Diplomats and activists streamed out of the increasingly isolated Brazilian Embassy in Honduras where ousted President Manuel Zelaya holed up with a shrinking core of supporters and relatives, prompting Brazil to urge the U.N. Security Council to guarantee the compound’s safety.
Zelaya’s backers ventured out at several points in Honduras’ capital to skirmish with police, after hundreds of their colleagues were routed by baton-wielding soldiers from the street in front of the embassy and police roadblocks sealed off the mission building Tuesday. Authorities denied local media reports that three people died in the confrontation. …
The government briefly set up loudspeakers near the embassy and shut off water and power to the building, apparently to harass Zelaya’s supporters inside. At least 85 Zelaya supporters and part of the embassy’s staff later left the building; none were detained. Services were later restored to the building.
Wow! Zelaya got a whole eighty-five supporters to come to the Brazilian embassy, huh? Impressive! That’s about the size of the average college-football team, although it appears that most of those do a better job of rushing and tackling.
It’s not for lack of trying. The UN apparently tried catering the event, sending a truck out for food. Thanks to the crisis created entirely by Zelaya and a global community anxious to reinstall a leader removed for violating his country’s constitution, the only food they could find was hot dogs, which the UN dutifully delivered.

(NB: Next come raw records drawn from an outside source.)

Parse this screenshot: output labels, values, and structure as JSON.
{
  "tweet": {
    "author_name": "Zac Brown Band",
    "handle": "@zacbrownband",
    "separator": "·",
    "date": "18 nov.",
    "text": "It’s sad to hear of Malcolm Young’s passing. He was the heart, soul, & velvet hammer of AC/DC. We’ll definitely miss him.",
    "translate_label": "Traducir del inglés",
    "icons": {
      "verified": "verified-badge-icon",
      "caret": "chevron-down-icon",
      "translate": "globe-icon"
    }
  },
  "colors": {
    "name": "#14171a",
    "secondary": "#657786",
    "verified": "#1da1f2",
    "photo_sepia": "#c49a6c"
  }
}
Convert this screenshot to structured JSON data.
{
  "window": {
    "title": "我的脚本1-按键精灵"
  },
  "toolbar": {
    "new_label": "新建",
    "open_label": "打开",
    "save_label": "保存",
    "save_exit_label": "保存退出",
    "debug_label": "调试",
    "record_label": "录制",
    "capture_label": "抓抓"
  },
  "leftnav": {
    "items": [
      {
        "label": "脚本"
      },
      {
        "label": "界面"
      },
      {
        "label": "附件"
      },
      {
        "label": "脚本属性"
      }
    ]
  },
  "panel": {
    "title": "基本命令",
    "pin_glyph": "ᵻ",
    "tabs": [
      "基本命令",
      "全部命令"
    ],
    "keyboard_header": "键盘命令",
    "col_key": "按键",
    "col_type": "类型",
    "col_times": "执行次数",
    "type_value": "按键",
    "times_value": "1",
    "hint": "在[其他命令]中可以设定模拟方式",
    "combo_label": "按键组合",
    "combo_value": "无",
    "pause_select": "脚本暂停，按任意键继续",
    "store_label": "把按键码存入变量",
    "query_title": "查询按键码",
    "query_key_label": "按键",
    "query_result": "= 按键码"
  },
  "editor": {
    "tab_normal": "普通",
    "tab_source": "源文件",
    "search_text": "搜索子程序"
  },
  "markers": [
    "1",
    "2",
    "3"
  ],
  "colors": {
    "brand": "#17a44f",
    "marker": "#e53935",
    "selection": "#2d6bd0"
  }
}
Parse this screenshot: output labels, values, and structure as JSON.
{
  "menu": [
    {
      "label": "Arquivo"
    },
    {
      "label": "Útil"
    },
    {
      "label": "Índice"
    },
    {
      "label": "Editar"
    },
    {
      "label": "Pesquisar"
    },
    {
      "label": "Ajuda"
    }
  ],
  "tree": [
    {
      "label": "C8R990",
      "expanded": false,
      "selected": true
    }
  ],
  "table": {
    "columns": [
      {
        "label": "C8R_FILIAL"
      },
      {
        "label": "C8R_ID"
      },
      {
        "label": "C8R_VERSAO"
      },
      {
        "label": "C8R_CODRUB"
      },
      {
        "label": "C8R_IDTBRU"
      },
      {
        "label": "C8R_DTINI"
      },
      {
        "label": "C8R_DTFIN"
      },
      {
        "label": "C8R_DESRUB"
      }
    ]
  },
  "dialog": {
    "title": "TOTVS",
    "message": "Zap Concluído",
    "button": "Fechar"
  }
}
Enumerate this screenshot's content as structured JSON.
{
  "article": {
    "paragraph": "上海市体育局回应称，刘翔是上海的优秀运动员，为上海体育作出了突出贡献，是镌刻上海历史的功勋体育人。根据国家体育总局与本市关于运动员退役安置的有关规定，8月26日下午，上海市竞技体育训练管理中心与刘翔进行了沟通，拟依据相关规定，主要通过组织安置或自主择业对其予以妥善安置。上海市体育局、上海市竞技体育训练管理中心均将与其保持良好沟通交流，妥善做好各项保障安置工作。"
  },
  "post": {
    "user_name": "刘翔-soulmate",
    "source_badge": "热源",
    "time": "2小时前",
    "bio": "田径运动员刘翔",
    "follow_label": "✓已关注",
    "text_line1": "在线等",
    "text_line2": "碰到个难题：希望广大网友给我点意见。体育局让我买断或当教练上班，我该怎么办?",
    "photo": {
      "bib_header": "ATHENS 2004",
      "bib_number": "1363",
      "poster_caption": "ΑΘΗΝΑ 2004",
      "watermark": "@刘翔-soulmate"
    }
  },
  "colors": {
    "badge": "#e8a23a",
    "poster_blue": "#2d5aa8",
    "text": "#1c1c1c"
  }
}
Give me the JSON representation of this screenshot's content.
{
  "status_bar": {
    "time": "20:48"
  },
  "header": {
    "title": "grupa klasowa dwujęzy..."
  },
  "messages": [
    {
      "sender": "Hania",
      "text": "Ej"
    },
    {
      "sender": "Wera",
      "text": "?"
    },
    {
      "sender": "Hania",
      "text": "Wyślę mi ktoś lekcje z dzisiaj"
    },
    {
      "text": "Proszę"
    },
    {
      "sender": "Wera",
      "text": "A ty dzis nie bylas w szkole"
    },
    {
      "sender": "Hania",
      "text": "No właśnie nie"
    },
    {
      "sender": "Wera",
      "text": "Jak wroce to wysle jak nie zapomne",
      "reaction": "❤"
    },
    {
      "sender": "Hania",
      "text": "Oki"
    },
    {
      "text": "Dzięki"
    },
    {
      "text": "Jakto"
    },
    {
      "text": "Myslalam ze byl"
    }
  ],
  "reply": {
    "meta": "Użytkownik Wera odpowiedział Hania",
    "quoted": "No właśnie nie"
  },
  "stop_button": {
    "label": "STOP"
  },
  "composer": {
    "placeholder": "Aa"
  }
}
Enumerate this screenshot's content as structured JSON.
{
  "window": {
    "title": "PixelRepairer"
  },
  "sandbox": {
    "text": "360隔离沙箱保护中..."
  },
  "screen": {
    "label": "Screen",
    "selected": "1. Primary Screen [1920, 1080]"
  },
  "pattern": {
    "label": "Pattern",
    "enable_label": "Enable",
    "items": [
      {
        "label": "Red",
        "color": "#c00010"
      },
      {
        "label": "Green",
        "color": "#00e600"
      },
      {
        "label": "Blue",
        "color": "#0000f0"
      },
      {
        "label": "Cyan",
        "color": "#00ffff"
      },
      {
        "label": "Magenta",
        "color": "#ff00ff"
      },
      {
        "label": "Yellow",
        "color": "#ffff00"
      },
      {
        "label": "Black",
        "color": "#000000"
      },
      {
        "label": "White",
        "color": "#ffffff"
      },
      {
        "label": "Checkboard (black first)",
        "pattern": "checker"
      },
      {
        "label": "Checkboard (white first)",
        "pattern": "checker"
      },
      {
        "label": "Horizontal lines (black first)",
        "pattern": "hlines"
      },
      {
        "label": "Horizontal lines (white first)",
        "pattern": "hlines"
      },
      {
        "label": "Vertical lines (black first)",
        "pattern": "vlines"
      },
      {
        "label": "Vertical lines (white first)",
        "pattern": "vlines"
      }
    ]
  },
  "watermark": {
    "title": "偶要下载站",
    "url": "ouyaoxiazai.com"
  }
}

So now we find out the answer to the age-old question: what if you threw a revolution and no one came? The answer is that the world will cater it for you, but for the most part, they will refuse to acknowledge that your revolution is remarkably unpopular.
Be sure to read Fausta Wertz for more on this crisis.